Much of the stock market’s sharp rally since the presidential election has been credited to … well, the presidential election. Business, consumer and investor confidence has risen in response to the more business-friendly proposed policies of the incoming administration of President-elect Donald Trump.
With the inauguration only days away, lawmakers will soon start grappling with the connection between campaign promises and policy reality. Trump has elevated tax cuts/reform, increased fiscal spending, and regulatory overhaul to the top of the priority spectrum—all considered to be pro-growth policies. However, the continued pressing of his isolationist, anti-trade, and pro-tariff promises may work against this pro-growth agenda.
“If he can keep pro-business initiatives at the top of the priority spectrum—like tax reform, regulatory reform and maybe a public-private partnership in infrastructure spending—and they’re not offset by the protectionist measures, I think the markets may be in pretty good shape for 2017,” says Liz Ann Sonders, chief investment strategist for Charles Schwab & Co.
Below, we look at a few of the initiatives that may affect markets in 2017.
History has shown that when it comes to tax reform, the actual laws that end up on the president’s desk can differ vastly from what was promised on the campaign trail.
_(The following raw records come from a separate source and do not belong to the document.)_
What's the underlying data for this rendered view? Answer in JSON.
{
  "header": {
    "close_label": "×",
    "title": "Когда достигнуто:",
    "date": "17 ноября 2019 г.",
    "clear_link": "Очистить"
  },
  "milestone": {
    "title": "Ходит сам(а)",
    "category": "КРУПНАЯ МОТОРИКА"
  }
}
The other rub is the cost: According to the Tax Policy Center, Trump’s tax plan would add about $6 trillion to federal debt over the next 10 years, and more than $20 trillion over the next 20 years.¹ Even with rosy growth assumptions applied, the math around deficits/debt is fairly ugly.
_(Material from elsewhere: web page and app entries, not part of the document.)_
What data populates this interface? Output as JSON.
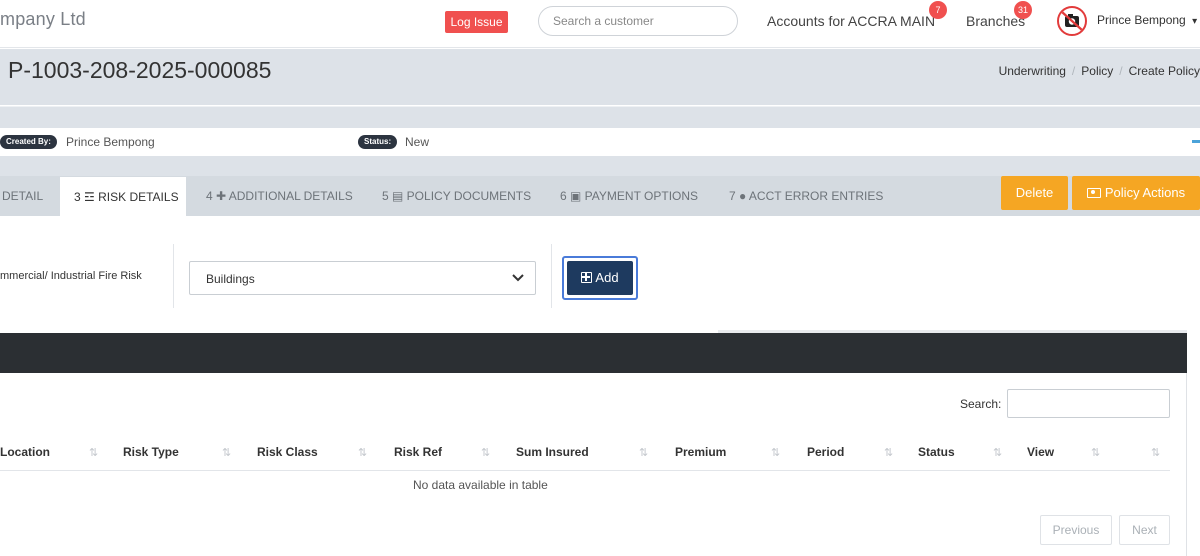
{
  "topbar": {
    "brand": "mpany Ltd",
    "log_issue_label": "Log Issue",
    "search_placeholder": "Search a customer",
    "accounts_label": "Accounts for ACCRA MAIN",
    "accounts_badge": "7",
    "branches_label": "Branches",
    "branches_badge": "31",
    "user_name": "Prince Bempong",
    "user_caret": "▾"
  },
  "header": {
    "policy_number": "P-1003-208-2025-000085",
    "breadcrumb": [
      "Underwriting",
      "Policy",
      "Create Policy"
    ]
  },
  "info": {
    "created_by_label": "Created By:",
    "created_by_value": "Prince Bempong",
    "status_label": "Status:",
    "status_value": "New"
  },
  "tabs": [
    {
      "label": "DETAIL"
    },
    {
      "label": "3 ☲ RISK DETAILS"
    },
    {
      "label": "4 ✚ ADDITIONAL DETAILS"
    },
    {
      "label": "5 ▤ POLICY DOCUMENTS"
    },
    {
      "label": "6 ▣ PAYMENT OPTIONS"
    },
    {
      "label": "7 ● ACCT ERROR ENTRIES"
    }
  ],
  "actions": {
    "delete_label": "Delete",
    "policy_actions_label": "Policy Actions"
  },
  "form": {
    "risk_label": "mmercial/ Industrial Fire Risk",
    "risk_type_selected": "Buildings",
    "add_label": "Add"
  },
  "table": {
    "search_label": "Search:",
    "columns": [
      "Location",
      "Risk Type",
      "Risk Class",
      "Risk Ref",
      "Sum Insured",
      "Premium",
      "Period",
      "Status",
      "View"
    ],
    "empty_message": "No data available in table",
    "previous_label": "Previous",
    "next_label": "Next"
  },
  "colors": {
    "danger": "#f0504f",
    "warning": "#f5a623",
    "primary_dark": "#1e3a5f",
    "panel_header": "#2b2f33"
  }
}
Much of U.S. infrastructure is either in need of repair or significantly aged. The incoming Trump administration favors having private/public partnerships foot the bill rather than the federal government.
“Given the lessons learned in 2009 about just how ‘shovel ready’ many infrastructure projects actually were, these plans are likely to take some time to put together, meaning this component of fiscal stimulus could be more of a 2018 story,” Liz Ann says.
Fewer regulations means lower compliance costs for companies—certainly among financial companies, which might see a lighter burden if the Dodd-Frank regulations passed in 2010 are rolled back.
Forecast: optimism, with a dose of caution
Liz Ann is optimistic that the bull market will continue. However, she says the trajectory probably will level off from the sharp upward gains seen immediately after the election. She also expects bouts of volatility for reasons including:
- Uncertainty arising from the transition between Trump’s candidacy and Trump's presidency could unsettle markets;
- Inflation or growth could heat up enough that the Federal Reserve would have to raise short-term interest rates more aggressively than expected;
- Continued U.S. dollar strength could tighten financial conditions and hurt multinational company earnings.
“Keep an eye on investor sentiment for overt signs of excess optimism,” Liz Ann says. “Remember the power of discipline and periodic rebalancing. Enjoy the ride, but don't get greedy.”
¹ Tax Policy Center, “An Analysis of Donald Trump’s Revised Tax Plan,” 10/18/2016.